China Markets yuan

What To Know About The Biggest Chinese Liquidity Injection Since January

It's worth taking a few minutes to understand the specifics.

Money market rates plunged in China on Thursday.

The outsized moves came on the heels of the biggest combined OMO liquidity injection in nearly a year. After refraining from reverse repos for 20 days, Beijing came back with a bang, adding a combined 280 billion yuan (30 billion via 7-day agreements and 250 billion through the 14-day facility).

The overnight rate dropped some 40bps and the 7-day rate around 20bps, with that latter slide being the largest in more than two weeks and among the five largest since July.

(BBG)

This comes on the heels of a 300 billion yuan injection via MLF earlier this week, and also following a 5bps cut to the 14-day rate.

A couple of things are worth noting amid what I’m sure are a flurry of headlines touting a “massive” week of liquidity injections from the PBoC.

First of all, 286 billion yuan in MLF came due on Monday, so the net MLF injection was 14 billion yuan. They were rolling maturing loans. The rate was unchanged which, in turn, means the loan prime rate for December (due Friday) will likely print unchanged too (the MLF rate guides the LPR).

China cut the MLF rate early last month. Three weeks later, LPR dropped by a commensurate 5bps. The PBoC also cut the 7-day repo rate last month. It was the first cut since 2015.

So, this week’s cut to the 14-day repo rate was just a reflection of those cuts. Had they left the 14-day rate unchanged after last month’s moves, the curve would have been distorted. The PBOC did inject 200 billion yuan on Wednesday, though, a prelude to Thursday’s injections.

Still, there’s no real “shocker” here. It’s year-end, and the PBoC wants to make sure everything is in order.

And then there’s the Lunar New Year, which some say will prompt another RRR cut. The last broad reduction was in September, but it was accompanied by the announcement of two staggered, targeted cuts which were implemented in October and November.

“Rising cash demand for the Lunar New Year holiday and a flood of special bond issuance by local governments is likely to tighten cash conditions in January, and could prompt the central bank to free up funds banks must hold as reserves”, Reuters wrote Thursday, in a pretty decent summary of a note from Guotai Junan. “The Lunar New Year, which falls on January 25 next year, is expected to boost short-term demand for cash by about 1.5 trillion yuan [while] banks’ demand for cash for special bonds is also expected to peak in late January, bringing the total liquidity gap to as much as 2.8 trillion yuan”.

“The PBOC will continue to pay close attention to liquidity conditions and flexibly conduct open market operations to keep the year-end liquidity steady”, the central bank said this week, in a perfunctory statement.

None of this is to downplay the risks to the domestic economy or to otherwise suggest this week’s injections weren’t worth the headlines they received. It’s just to say that it’s worth taking a few minutes to make sure you understand the context.


 

0 comments on “What To Know About The Biggest Chinese Liquidity Injection Since January

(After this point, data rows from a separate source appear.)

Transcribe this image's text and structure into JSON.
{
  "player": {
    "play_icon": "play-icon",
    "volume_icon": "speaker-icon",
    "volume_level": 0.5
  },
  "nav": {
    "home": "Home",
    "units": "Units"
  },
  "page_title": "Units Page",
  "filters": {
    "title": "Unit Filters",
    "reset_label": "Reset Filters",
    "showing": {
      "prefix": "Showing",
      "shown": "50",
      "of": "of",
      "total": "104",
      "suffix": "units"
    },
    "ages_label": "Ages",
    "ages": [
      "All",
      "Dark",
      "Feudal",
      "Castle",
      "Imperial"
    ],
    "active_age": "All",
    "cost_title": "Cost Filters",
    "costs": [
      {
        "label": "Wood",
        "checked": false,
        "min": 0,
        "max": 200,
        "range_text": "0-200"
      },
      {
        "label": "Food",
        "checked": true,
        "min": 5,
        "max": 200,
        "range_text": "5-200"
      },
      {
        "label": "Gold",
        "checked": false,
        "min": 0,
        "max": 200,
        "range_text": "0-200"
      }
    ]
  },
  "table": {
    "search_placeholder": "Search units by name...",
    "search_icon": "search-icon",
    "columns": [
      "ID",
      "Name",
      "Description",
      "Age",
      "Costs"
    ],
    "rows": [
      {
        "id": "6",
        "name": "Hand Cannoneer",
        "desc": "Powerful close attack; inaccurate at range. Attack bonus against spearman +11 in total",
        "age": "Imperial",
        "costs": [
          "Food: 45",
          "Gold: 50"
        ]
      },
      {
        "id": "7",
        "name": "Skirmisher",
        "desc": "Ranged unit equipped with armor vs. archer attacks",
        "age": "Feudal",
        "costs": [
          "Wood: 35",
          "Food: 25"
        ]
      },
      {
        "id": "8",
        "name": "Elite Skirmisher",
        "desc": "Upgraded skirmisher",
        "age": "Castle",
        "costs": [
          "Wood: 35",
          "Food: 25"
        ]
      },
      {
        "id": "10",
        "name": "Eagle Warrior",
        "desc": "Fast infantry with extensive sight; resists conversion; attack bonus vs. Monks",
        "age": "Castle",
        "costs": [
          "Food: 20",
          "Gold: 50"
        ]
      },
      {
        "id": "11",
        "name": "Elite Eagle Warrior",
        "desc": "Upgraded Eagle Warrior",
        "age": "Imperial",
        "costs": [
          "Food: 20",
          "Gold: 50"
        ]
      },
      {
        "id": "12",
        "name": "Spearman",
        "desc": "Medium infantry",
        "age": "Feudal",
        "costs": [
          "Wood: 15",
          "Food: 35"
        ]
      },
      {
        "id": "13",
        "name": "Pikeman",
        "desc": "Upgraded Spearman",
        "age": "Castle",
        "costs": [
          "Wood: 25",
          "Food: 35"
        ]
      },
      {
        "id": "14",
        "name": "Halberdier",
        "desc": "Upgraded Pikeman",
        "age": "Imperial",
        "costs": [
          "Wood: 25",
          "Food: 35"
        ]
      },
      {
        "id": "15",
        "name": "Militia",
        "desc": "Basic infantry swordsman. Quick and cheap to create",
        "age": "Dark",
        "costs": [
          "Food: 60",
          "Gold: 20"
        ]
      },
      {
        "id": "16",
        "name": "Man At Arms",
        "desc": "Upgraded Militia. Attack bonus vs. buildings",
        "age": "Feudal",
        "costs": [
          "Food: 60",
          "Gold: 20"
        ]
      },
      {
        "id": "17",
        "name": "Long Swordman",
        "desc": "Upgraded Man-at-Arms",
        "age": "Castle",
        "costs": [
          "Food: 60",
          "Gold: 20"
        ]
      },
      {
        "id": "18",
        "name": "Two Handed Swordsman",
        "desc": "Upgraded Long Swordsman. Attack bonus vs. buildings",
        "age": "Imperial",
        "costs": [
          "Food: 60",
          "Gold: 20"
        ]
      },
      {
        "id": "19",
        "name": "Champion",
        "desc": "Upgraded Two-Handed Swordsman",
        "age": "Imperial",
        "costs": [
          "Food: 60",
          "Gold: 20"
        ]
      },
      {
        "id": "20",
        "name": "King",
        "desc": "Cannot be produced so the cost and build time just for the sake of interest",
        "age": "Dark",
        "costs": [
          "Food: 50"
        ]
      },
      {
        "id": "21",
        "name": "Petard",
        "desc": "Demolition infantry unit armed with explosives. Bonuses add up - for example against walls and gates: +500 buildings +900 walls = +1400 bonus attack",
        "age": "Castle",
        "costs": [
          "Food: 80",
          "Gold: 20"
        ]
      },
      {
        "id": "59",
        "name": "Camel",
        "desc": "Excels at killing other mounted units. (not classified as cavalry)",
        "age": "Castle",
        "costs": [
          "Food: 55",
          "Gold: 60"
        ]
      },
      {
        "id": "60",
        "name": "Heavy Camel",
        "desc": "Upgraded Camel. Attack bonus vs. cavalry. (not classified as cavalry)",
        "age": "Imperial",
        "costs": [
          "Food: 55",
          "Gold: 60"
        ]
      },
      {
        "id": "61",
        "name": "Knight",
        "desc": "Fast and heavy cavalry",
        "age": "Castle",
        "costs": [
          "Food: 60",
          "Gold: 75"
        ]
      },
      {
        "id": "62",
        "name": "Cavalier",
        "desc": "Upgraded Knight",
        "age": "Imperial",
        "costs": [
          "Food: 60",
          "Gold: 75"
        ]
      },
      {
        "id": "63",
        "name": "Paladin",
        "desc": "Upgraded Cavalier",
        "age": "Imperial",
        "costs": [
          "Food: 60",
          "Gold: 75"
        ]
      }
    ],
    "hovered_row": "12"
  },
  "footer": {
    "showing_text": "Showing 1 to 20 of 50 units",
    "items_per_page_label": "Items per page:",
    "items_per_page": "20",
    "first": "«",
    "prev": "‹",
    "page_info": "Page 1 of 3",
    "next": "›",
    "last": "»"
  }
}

Speak your mind

This site uses Akismet to reduce spam. Learn how your comment data is processed.

Skip to toolbar